Federer finished the match with 11 service winners and Gaudio could only hit four, missing these free points badly if he wanted to get his name on the scoreboard. Also, the difference in the direct points from the field was immense, with 17 winners for Roger (eight from forehand and volley each) and just three for Gaston.
Overall, the Swiss fired 28 winners compared to just seven from his rival, a nice illustration of his dominance in this one-way traffic encounter. Things were not that bright for the world number 1 in the errors department, closing the match with 12 unforced errors while Gaudio stayed on eight.
On the other hand, it was 10-6 for the Argentinian in forced errors, leading them towards 18 errors for each. Also, Gaudio's performance was plagued with double faults, hitting nine in total for another reason why he failed to grab at least one game.
Gaston at least managed to stay in touch with Roger in the longer points, losing 20 and winning 14, but he was beaten to the ground in the shortest points up to four strokes where Roger showed his dominance. Federer won 35 out of 46 points in that segment thanks to the more powerful serve and effective forehands right after the initial shot that left Gaudio with no answer.

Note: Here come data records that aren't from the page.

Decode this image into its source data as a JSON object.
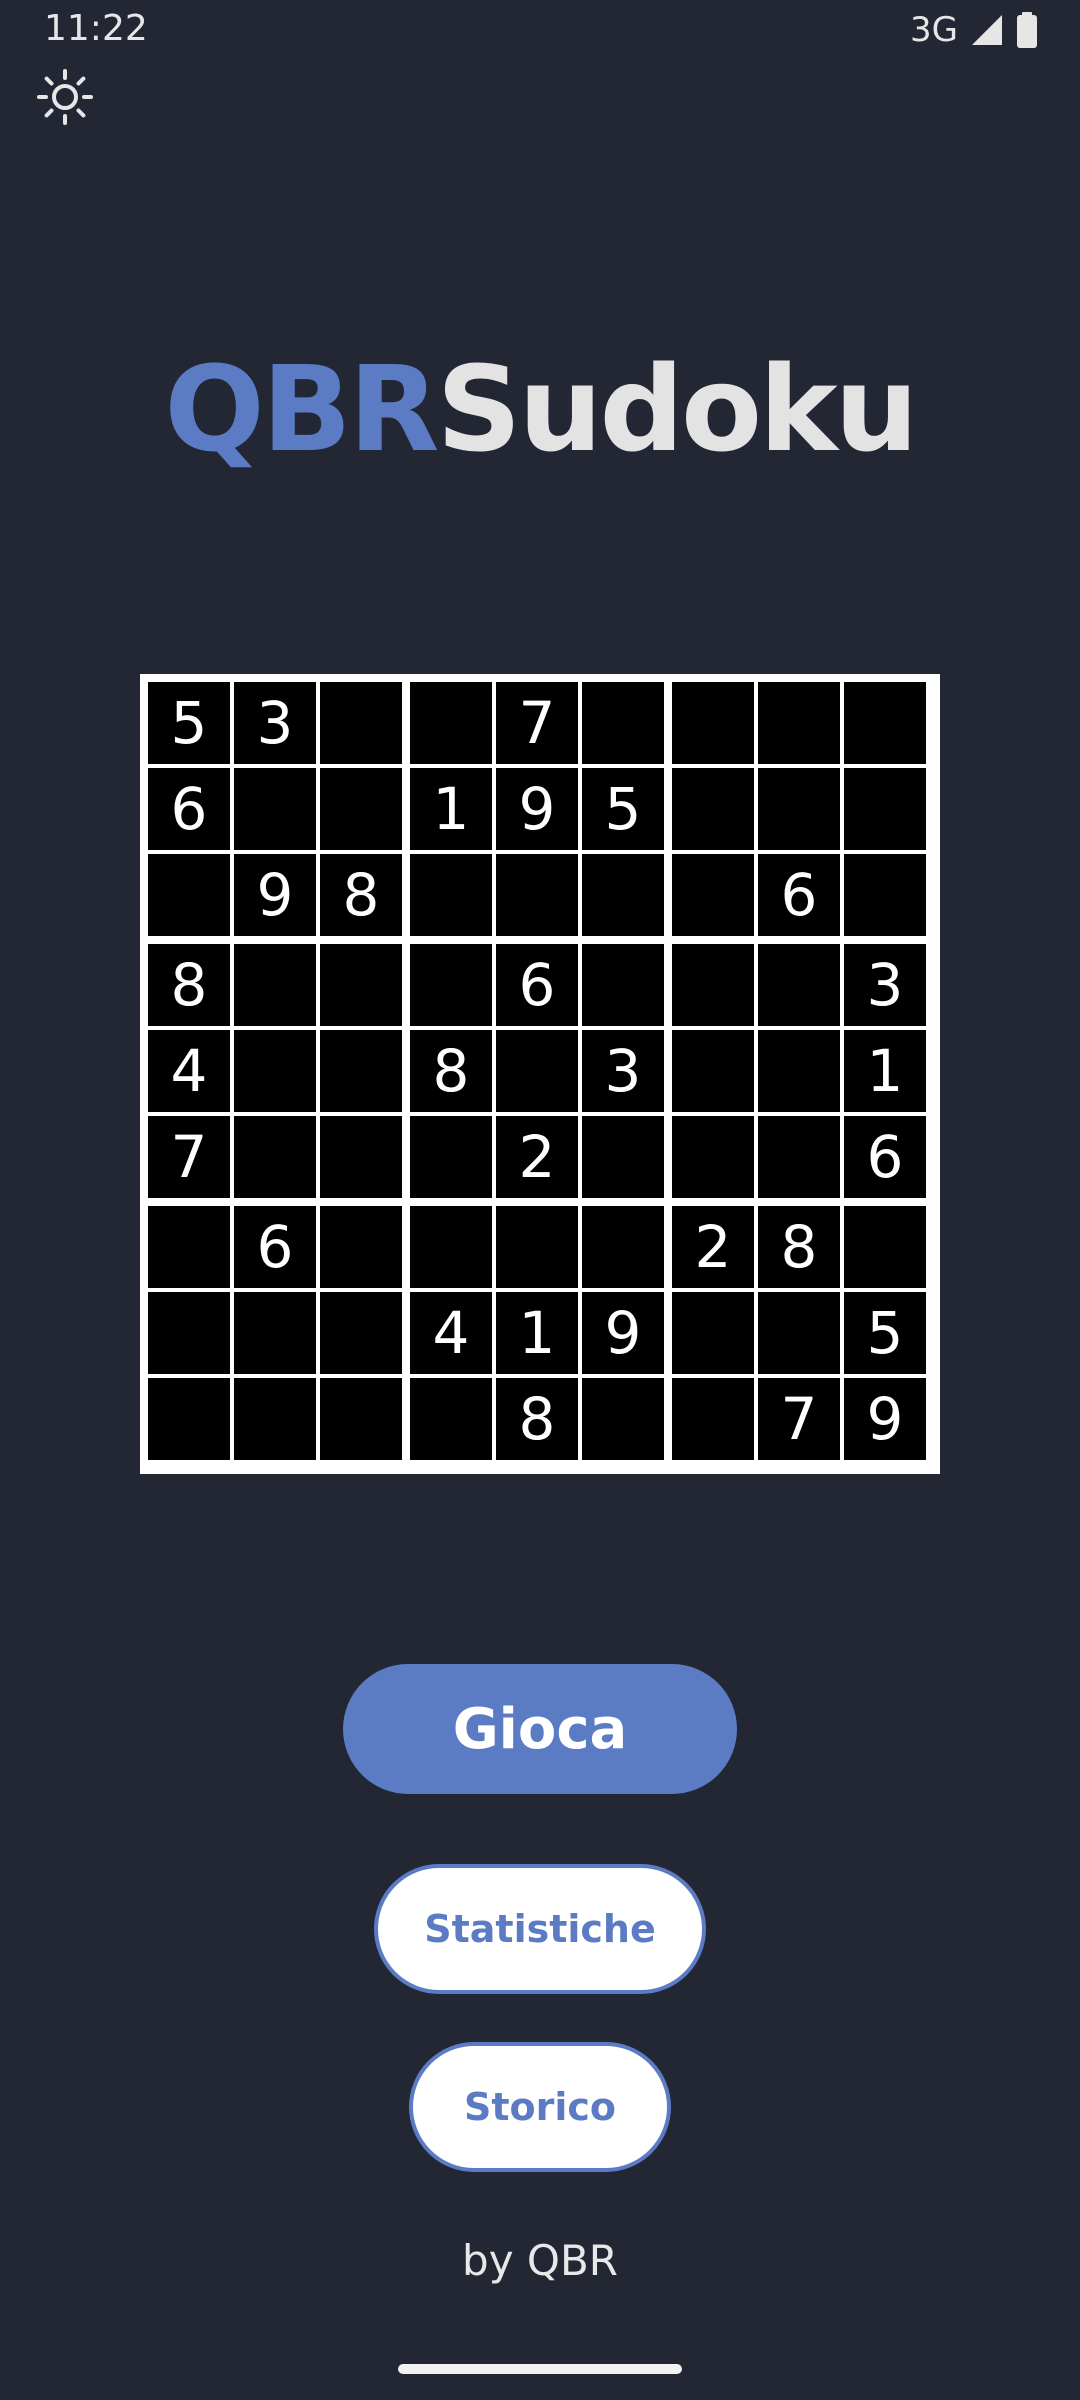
{
  "status_bar": {
    "time": "11:22",
    "network": "3G",
    "signal_icon": "signal-icon",
    "battery_icon": "battery-icon"
  },
  "theme_toggle": {
    "icon": "sun-icon"
  },
  "logo": {
    "part_a": "QBR",
    "part_b": "Sudoku",
    "color_a": "#5b7cc4",
    "color_b": "#e3e3e3"
  },
  "board": {
    "grid": [
      [
        "5",
        "3",
        "",
        "",
        "7",
        "",
        "",
        "",
        ""
      ],
      [
        "6",
        "",
        "",
        "1",
        "9",
        "5",
        "",
        "",
        ""
      ],
      [
        "",
        "9",
        "8",
        "",
        "",
        "",
        "",
        "6",
        ""
      ],
      [
        "8",
        "",
        "",
        "",
        "6",
        "",
        "",
        "",
        "3"
      ],
      [
        "4",
        "",
        "",
        "8",
        "",
        "3",
        "",
        "",
        "1"
      ],
      [
        "7",
        "",
        "",
        "",
        "2",
        "",
        "",
        "",
        "6"
      ],
      [
        "",
        "6",
        "",
        "",
        "",
        "",
        "2",
        "8",
        ""
      ],
      [
        "",
        "",
        "",
        "4",
        "1",
        "9",
        "",
        "",
        "5"
      ],
      [
        "",
        "",
        "",
        "",
        "8",
        "",
        "",
        "7",
        "9"
      ]
    ]
  },
  "buttons": {
    "play_label": "Gioca",
    "stats_label": "Statistiche",
    "history_label": "Storico"
  },
  "footer": {
    "text": "by QBR"
  },
  "colors": {
    "background": "#222733",
    "accent": "#5b7cc4"
  }
}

On Tuesday night, ATP Finals debutant Kevin Anderson had a chance to join Roger on this special feat, leading 6-0 5-0 against Kei Nishikori before the Japanese finally managed to win a game and avoid a complete disaster and to join Gaudio on that negative list.
Kevin scored a 6-0 6-1 win in an hour and four minutes to top the standings in the Lleyton Hewitt group and make another big step towards the place in the semis, as the first player from Africa to achieve that at the elite ATP event.
This was their ninth meeting and the fourth of the season, with the South African dominating from start to finish to grab the fourth win over the Japanese in what was the most one-sided match they have played so far. Nishikori scored a win over Federer in the opening match on Sunday and he played on a very high level since the US Open in general but we saw nothing of that today, with Anderson outplaying him in every department to barely miss a chance to become only the second player who achieved a double bagel at this event.
Kevin earned the 48th win of the season after serving at 78%, hitting 10 aces and dropping eight points in seven service games, never facing a break point. On the other hand, Nishikori landed only 45% of the first serve in and that was a recipe for a disaster, losing 57% of the points in his games and getting broken five times from 12 chances he gave to Anderson.
The South African had 15 winners and 12 unforced errors while Kei counted to 10 winners and 24 mistakes, spraying errors from his forehand and never finding a rhythm to follow that pace of his rival. Kevin made the biggest difference in the shortest points up to four strokes and he blasted a service winner in 42% of the points against one of the best returners in the world.
It was the best possible start for the better-ranked player who lost just three points on serve in the opener to mount the pressure on the other side of the net, scoring a break in the second game after a backhand error from Kei.
With no pace or energy in his shots, Nishikori netted an easy forehand in the fourth game to lose serve again and he squandered three game points in game six to suffer the third straight break after a return winner from Anderson who was 6-0 up after just 31 minutes.
Things went from bad to worse for the Japanese and he sent a backhand long in the second game of the second set to hand his service game once again, with Anderson rattling off 10 straight games following another unforced error from his rival in game four for a 6-0 4-0 advantage.
Serving to stay in the match in game 12, Kei managed to avoid a complete disaster with a hold at 15 but it was all over after another commanding hold from Kevin in the next game, hitting four winners to wrap up one of his most impressive wins over the players from the Top 10 and move closer to the place in the semis. The most one-sided matches best-of-three matches at the ATP Finals: